Monday, April 9, 2012
Weekly preview: Superpowers on the spot
By David Schoenfield
I'm still trying to catch my breath. What a first weekend of games, from ace starters dominating to bullpen implosions to clutch home runs. The first week of the season is always entertaining for the rash judgments and choleric reactions to a few losses, but there's no denying the big storyline: The Baltimore Orioles are undefeated!
OK, I kid, but we may not get a chance to mention the Orioles too often this year. (Nick Markakis is swinging a sweet stick so far!) No, the Boston Red Sox and New York Yankees are both 0-3, for the time since 1966 when they finished and ninth and 10th in the 10-team American League. I asked ESPN Insider Dan Szymborski, king of projections, how often the Red Sox and Yankees both missed the playoffs in his simulated seasons. The answer: 5.1 percent of the time. And if you want to believe that both clubs aren't as strong as Szymborski originally projected (he had the Yankees at 93 wins, the Red Sox at 89), the odds are even lower. So, it's not absolutely crazy to think both of these teams could fall short of October.

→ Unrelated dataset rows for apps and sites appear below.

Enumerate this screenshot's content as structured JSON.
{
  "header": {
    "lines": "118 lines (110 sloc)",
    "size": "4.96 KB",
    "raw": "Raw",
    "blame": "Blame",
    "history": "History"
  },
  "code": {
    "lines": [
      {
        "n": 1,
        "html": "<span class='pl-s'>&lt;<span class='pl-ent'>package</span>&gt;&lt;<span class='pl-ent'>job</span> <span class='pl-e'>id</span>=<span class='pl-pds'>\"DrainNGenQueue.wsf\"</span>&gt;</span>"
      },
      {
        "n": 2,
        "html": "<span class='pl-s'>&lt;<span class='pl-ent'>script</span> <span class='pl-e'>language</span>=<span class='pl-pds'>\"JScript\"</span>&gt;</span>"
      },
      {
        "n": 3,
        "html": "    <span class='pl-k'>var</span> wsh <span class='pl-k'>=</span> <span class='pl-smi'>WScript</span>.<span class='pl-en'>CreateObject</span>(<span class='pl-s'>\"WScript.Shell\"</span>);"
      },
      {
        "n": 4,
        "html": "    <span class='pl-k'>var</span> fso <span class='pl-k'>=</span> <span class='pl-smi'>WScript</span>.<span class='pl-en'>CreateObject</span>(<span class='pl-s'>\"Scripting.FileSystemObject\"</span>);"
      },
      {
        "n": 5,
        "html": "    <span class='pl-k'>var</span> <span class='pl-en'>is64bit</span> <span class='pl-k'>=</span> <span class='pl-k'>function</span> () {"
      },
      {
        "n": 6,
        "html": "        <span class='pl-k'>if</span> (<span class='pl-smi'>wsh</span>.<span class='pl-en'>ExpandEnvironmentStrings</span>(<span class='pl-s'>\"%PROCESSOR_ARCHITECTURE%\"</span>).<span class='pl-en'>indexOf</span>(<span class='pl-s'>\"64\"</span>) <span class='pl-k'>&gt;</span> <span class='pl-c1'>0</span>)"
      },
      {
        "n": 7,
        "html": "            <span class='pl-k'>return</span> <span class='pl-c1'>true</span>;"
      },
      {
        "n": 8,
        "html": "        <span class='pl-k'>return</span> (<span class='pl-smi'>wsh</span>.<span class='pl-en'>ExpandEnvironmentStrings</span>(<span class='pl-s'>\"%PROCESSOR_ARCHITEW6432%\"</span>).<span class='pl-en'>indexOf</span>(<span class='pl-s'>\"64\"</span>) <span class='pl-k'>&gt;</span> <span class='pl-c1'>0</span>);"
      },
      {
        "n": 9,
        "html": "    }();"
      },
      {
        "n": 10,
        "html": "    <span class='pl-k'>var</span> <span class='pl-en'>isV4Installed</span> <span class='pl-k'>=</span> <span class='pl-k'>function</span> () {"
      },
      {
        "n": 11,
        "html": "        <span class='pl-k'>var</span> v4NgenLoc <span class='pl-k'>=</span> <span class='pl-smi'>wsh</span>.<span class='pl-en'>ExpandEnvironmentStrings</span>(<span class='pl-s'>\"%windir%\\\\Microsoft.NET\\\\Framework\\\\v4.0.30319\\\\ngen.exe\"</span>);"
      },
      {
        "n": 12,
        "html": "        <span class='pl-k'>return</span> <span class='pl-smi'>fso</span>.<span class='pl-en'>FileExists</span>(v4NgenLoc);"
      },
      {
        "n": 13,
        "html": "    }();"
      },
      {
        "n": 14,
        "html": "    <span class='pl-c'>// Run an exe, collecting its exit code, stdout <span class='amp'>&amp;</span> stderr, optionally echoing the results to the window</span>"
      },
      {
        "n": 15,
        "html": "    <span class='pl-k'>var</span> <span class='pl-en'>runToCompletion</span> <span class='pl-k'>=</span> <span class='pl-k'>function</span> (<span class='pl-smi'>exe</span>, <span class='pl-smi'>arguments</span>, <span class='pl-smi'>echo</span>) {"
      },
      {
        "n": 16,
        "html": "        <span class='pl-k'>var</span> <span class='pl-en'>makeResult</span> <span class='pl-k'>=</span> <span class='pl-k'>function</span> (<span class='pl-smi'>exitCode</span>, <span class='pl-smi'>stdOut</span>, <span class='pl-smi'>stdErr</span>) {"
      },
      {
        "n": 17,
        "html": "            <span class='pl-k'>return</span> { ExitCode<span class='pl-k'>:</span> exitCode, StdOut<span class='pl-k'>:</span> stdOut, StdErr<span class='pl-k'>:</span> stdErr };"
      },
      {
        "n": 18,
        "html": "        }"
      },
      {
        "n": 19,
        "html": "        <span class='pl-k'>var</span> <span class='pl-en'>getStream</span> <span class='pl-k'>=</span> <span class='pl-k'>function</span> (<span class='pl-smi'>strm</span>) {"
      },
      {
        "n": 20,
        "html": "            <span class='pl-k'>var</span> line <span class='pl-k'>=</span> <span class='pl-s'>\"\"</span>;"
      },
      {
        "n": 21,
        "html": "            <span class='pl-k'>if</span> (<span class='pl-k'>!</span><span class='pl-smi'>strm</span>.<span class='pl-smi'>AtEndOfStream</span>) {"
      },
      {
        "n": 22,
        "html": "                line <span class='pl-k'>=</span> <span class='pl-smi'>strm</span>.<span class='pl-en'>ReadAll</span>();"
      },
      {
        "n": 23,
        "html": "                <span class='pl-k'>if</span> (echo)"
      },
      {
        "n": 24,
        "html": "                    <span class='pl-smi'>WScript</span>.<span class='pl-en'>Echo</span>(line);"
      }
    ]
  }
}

For all you haters out there, however: The 1998 Yankees started 0-3 and won 114 games ... so don't get too excited just yet. Still, attention will be focused on all the hysteria coming out of the Boston and New York camps this week, and deservedly so. But there is much to watch in our first full of week of action.
An intriguing series as both teams are coming off season-opening sweeps. The Moore's anticipated 2012 debut is must-watch baseball. You're telling me you're not excited to see how the rookie attacks Miguel Cabrera and Prince Fielder? We get the two aces on Wednesday, with Verlander coming off a dominant Opening Day performance. Shields didn't face the Tigers last season. Rookie Smyly makes his major league debut on Thursday. The Tigers' second-round pick out of Arkansas in 2010, Smyly made his pro debut in 2011 and posted a 2.26 ERA between Class A and Double-A, with 131 strikeouts and 38 walks in 127.2 innings. He beat out Jacob Turner, the team's top prospect, for the No. 5 job in rotation. A 6-foot-3 lefty, Smyly isn't overpowering but throws strikes and repeats his delivery well. A start this weekend for Toledo didn't go well, as he lasted just 1.2 innings and gave up three hits and two walks.
Umm, I'm sure Noesi has his fans but this is all about Darvish's first start. The Rangers carefully slotted Darvish in as the team's No. 4 starter, allowing him to make his first two starts against the Mariners and Twins. That's called easing him in.
A crucial NL East tilt! Hey, the Mets are 3-0, don't laugh. Both pitchers were solid in the season debuts, although the Mets would like to see Santana go deeper then the five inning he pitched on Opening Day.
These two have faced off three times since Halladay joined the Phillies. Johnson won last year 2-1 while they split in 2010 -- Halladay winning 1-0 with his perfect game and Johnson winning 2-0 (Halladay allowed just one run).
Player on the hot seat: Red Sox bullpen
Closer Alfredo Aceves has faced five batters in two games and failed to retire any of them. Mark Melancon has already been tagged with two losses, as five of the eight batters to face him have knocked out hits. Will Bobby Valentine panic? Will Franklin Morales be moved to closer? Will Daniel Bard return to the pen before he even starts a game? Good times, Red Sox Nation!
With three home runs in his first four games -- including a mammoth home run off the facing off the second deck in Oakland on Friday night, a 462-foot blast he stood and admired for a couple seconds -- Cespedes has already displayed the huge power that scouts drooled over. He's also fanned seven times with no walks in 13 plate appearances. As Mark Simon points out, Cespedes has taken 13 swings on breaking pitches and missed on 10 of them, looking especially vulnerable on balls in the dirt. It's been all or nothing but the "all" has been mighty impressive.
Heat map of the week
Clayton Kershaw's slider is one of the most devastating weapons in baseball. In 2011, left-handers went 8-for-58 (.138) with 26 strikeouts and one home run when putting the slider in play (or striking out against); right-handers went 23-for-198 (.116) with 112 strikeouts and just two home runs. What makes the slider so tough isn't necessarily the location, but the movement on it and how he sets it up with his fastball. As you can, the slider is often in a hittable location -- but hitters can't hit it.
Kershaw's slider location in 2011 versus lefties (left) and righties.
PHOTO OF THE DAY
Lyle Overbay learns that you can't assume on getting home against Buster Posey.